To prepare, make sure you have a index.html file that points to your bundle. Assuming that output.filename is bundle.js:

<script src="/bundle.js"></script>

Start with installing webpack-dev-server from npm:

npm install webpack-dev-server --save-dev

When it's done installing, you should be able to use webpack-dev-server like this:

webpack-dev-server --open
If your console says it can't find the command, try running node_modules/.bin/webpack-dev-server. Optimally you would add the command to your package.json, like this: "scripts": { "start": "webpack-dev-server" }.

The command above should automatically open your browser on http://localhost:8080.

Make a change in one of your files and hit save. You should see that the console is recompiling. After that's done, the page should be refreshed. If nothing happens in the console, you may need to fiddle with watchOptions.

Now you have live reloading working, you can take it even a step further: Hot Module Replacement. This is an interface that makes it possible to swap modules without a page refresh. Find out how to configure HMR.

By default inline mode is used. This mode injects the client - needed for live reloading and showing build errors - in your bundle. With inline mode you will get build errors and warnings in your DevTools console.

webpack-dev-server can do many more things such as proxying requests to your backend server. For more configuration options, see the devServer documentation.

webpack-dev-middleware

webpack-dev-middleware works for connect-based middleware stacks. This can be useful if you already have a Node.js server or if you want to have full control over the server.

The middleware will cause webpack to compile files in-memory. When a compilation is running, it will delay the request to a file until the compilation is done.

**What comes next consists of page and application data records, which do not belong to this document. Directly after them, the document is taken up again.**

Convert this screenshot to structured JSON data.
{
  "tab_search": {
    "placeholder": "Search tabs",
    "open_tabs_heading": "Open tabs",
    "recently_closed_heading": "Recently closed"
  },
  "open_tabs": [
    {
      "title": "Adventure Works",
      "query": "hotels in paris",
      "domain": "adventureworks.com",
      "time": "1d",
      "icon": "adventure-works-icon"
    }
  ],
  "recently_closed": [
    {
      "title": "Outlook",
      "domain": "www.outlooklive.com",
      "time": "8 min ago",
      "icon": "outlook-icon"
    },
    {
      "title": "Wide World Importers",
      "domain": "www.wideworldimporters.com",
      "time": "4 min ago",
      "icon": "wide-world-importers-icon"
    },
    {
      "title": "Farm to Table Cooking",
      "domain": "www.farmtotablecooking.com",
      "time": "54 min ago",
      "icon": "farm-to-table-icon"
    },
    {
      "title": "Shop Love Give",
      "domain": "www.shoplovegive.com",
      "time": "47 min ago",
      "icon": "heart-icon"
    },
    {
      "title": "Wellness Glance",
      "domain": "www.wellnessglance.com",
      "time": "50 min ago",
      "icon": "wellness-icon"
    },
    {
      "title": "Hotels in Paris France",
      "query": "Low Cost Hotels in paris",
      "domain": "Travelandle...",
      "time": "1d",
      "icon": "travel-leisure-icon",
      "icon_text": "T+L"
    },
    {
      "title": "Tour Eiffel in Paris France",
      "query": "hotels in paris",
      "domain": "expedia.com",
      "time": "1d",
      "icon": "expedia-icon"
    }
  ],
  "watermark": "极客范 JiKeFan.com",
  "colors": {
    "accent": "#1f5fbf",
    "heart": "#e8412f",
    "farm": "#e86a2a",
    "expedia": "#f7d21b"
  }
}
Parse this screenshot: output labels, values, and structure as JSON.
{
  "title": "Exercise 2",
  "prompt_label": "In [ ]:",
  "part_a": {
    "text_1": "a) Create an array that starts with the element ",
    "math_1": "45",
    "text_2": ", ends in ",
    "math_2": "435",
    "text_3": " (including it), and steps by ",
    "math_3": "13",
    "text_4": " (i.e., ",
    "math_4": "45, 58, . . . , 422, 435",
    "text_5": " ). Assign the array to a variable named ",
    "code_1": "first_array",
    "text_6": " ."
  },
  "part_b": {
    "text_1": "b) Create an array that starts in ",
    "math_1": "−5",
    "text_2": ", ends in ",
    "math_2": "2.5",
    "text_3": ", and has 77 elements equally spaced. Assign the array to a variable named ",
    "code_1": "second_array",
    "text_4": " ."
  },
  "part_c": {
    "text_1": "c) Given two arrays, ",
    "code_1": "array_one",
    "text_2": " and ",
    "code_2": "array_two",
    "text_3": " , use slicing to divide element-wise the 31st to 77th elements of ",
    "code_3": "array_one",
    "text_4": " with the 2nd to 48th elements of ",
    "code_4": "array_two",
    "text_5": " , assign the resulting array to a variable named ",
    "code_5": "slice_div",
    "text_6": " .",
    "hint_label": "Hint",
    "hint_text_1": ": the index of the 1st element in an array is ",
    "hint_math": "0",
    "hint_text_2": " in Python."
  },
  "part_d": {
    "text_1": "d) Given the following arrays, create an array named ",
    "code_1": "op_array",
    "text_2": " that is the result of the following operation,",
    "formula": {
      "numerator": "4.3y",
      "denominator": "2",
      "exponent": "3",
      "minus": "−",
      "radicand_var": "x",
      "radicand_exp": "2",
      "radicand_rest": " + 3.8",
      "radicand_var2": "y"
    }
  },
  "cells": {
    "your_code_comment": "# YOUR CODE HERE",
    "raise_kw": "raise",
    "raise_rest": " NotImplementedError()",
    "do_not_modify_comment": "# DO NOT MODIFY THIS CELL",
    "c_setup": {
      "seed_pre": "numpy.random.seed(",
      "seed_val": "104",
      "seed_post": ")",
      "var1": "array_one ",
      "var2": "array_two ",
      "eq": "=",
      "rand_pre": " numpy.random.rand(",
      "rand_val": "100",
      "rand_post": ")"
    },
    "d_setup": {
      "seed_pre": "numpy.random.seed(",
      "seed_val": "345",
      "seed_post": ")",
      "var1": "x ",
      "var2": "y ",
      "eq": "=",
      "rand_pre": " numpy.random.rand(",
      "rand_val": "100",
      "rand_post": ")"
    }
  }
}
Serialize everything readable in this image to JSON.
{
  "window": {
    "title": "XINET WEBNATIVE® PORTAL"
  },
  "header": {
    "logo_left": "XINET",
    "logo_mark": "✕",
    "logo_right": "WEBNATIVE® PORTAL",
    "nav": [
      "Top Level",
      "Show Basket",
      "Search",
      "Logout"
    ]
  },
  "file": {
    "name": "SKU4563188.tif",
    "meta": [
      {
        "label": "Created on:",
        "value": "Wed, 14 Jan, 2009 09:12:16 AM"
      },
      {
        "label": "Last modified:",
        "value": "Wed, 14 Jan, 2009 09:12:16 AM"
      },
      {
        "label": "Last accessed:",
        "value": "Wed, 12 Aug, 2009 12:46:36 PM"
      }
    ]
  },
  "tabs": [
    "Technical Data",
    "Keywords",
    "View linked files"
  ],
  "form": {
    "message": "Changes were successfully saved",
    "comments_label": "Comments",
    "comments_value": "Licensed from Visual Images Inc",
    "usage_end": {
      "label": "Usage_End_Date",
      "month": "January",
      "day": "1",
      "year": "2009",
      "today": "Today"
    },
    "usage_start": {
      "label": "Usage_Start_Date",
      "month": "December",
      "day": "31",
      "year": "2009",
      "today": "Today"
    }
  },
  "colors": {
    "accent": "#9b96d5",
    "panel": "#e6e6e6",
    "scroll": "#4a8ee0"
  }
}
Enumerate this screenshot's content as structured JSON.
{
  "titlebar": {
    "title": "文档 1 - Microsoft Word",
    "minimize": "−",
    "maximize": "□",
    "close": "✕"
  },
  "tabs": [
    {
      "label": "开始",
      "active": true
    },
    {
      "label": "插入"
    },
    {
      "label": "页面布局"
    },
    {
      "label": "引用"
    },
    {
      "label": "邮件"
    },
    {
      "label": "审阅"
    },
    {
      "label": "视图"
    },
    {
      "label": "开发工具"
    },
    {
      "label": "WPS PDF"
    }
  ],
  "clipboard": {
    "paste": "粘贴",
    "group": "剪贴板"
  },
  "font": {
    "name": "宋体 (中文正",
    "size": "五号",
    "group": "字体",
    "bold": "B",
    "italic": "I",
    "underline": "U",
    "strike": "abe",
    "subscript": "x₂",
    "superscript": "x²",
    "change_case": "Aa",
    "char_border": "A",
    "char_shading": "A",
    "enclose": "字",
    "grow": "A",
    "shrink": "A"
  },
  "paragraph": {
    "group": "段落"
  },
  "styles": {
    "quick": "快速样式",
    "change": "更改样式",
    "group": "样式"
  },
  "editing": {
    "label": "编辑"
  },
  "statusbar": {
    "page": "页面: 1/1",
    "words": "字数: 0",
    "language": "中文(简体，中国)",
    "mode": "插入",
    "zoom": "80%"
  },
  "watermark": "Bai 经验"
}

This is intended for advanced users. webpack-dev-server is much easier to use.

Start with installing the dependencies from npm:

npm install express webpack-dev-middleware --save-dev

After installing, you can use the middleware like this:

var express = require("express");
var webpackDevMiddleware = require("webpack-dev-middleware");
var webpack = require("webpack");
var webpackConfig = require("./webpack.config");

var app = express();
var compiler = webpack(webpackConfig);

app.use(webpackDevMiddleware(compiler, {
  publicPath: "/" // Same as `output.publicPath` in most cases.
}));

app.listen(3000, function () {
  console.log("Listening on port 3000!");
});

Depending on what you've used in output.publicPath and output.filename, your bundle should now be available on http://localhost:3000/bundle.js.

By default, watch mode is used. It's also possible to use lazy mode, which will only recompile on a request to the entry point.

To compile only on a request to the entry bundle.js:

app.use(webpackDevMiddleware(compiler, {
  lazy: true,
  filename: "bundle.js" // Same as `output.filename` in most cases.
}));

There are many more options you can use. For all configuration options, see the devServer documentation.

References


Contributors